In case you hadn’t noticed, the G8 leaders’ summit (http://www.g8summit.go.jp/) was held in Hokkaido, Japan this week. The outcome of the summit was everything we’ve come to expect when the world’s eight most powerful people sit down together, that is, a disappointing anti-climax so massive it’s visible from outer space. An old ladies’ knitting club would have got more done.
After sensitively highlighting the growing crisis of world hunger by enjoying a much-publicised 18-course banquet, Bush, Brown, Merkel, Fukuda, Sarkozy, Medvedev, Harper, and Berlusconi worked off their repast by paying lip service, once again, to climate change.
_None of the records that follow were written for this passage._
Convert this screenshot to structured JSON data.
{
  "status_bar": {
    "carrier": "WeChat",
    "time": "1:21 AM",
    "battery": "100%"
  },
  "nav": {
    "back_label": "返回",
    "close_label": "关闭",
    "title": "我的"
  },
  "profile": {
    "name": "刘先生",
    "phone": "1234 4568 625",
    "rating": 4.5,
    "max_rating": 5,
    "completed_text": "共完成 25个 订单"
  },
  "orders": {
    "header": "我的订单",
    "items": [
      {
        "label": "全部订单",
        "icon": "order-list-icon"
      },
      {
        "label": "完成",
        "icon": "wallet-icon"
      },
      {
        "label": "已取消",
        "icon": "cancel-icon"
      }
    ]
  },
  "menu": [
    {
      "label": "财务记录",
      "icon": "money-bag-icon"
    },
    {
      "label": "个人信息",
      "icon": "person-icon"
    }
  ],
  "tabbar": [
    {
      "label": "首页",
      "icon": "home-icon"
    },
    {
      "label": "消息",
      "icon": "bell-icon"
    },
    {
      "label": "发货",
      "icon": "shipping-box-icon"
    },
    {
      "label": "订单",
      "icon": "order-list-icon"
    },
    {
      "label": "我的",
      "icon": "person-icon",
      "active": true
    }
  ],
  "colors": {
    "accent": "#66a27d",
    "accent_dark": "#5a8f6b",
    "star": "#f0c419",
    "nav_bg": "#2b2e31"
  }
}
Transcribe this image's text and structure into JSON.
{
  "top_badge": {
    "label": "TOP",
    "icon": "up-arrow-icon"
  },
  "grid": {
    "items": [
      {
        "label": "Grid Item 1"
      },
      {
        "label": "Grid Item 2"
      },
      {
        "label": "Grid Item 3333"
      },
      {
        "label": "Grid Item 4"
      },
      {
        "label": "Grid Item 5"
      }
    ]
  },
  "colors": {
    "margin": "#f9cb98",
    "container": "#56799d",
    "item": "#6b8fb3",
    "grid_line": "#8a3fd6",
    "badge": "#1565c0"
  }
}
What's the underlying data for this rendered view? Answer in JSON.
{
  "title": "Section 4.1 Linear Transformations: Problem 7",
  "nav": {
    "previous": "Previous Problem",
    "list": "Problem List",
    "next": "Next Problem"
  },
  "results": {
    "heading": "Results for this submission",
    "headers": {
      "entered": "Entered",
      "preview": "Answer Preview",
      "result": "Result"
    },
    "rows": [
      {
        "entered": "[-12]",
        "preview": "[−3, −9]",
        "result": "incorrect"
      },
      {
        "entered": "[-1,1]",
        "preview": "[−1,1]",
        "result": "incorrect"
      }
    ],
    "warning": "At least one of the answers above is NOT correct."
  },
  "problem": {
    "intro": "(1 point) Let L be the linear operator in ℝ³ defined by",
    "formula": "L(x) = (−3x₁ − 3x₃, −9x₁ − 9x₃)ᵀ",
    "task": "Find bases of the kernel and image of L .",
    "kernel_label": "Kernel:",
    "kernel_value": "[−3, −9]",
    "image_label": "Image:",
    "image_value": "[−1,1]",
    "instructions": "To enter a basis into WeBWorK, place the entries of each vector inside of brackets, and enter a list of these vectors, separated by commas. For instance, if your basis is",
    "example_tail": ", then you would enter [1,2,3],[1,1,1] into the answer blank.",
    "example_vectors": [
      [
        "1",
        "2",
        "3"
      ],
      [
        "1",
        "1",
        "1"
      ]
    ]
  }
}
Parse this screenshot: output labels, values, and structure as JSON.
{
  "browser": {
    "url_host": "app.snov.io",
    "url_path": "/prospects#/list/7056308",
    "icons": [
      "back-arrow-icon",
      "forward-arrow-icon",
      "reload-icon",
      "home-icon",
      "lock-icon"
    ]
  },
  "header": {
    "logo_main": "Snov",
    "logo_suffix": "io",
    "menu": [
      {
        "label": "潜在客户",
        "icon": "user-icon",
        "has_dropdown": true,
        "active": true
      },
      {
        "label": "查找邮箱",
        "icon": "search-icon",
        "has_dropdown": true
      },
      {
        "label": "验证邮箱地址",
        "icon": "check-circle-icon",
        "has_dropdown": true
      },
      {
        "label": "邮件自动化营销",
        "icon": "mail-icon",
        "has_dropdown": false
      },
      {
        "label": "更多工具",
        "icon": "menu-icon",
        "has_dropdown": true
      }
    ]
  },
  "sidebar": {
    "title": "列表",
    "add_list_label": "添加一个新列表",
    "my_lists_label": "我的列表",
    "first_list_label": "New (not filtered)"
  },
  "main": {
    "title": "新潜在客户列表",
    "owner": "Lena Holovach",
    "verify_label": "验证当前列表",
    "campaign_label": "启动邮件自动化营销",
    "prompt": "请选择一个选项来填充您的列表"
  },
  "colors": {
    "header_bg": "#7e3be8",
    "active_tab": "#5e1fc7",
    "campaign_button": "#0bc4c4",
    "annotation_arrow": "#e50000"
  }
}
To give them credit, it takes real talent to do that much talking and yet fail to produce so little of anything tangible.
On the issue of nuclear energy the news is, as with pretty much all the other issues discussed, there is no news. The same old line about the development of nuclear energy contributing to ‘global energy security, while simultaneously reducing harmful air pollution and addressing the climate change challenge’ was rolled out once again as it has been at so many summits before. We’ve debunked, disproved and destroyed these myths so often, we’re almost as tired as they are. Come on G8, give us a fresh challenge!
The magic nuclear 3Ss – non-proliferation safeguards, safety and security – were also mentioned at Hokkaido. They’re very, very, very important, don’t you know? It’s nice to see that they’re being thought about even if they’re not being followed. Despite the G8 ‘underlining the paramount importance’ of the 3Ss, there are still cracks in the concrete bases of reactors, their welding is substandard, and France’s nuclear ‘experts’ Areva have just poured 30,000 litres of radioactive liquid into the Gaffiere and Lauzon rivers in the south of the country.
And that was G8 for another year. You’ll have to dig very deep to find any diamonds in the communiqués. If only they were as rich as the leaders’ banquet. The signatures of the most powerful people on Earth might come in handy. We could forge them on a nuclear energy abolition treaty.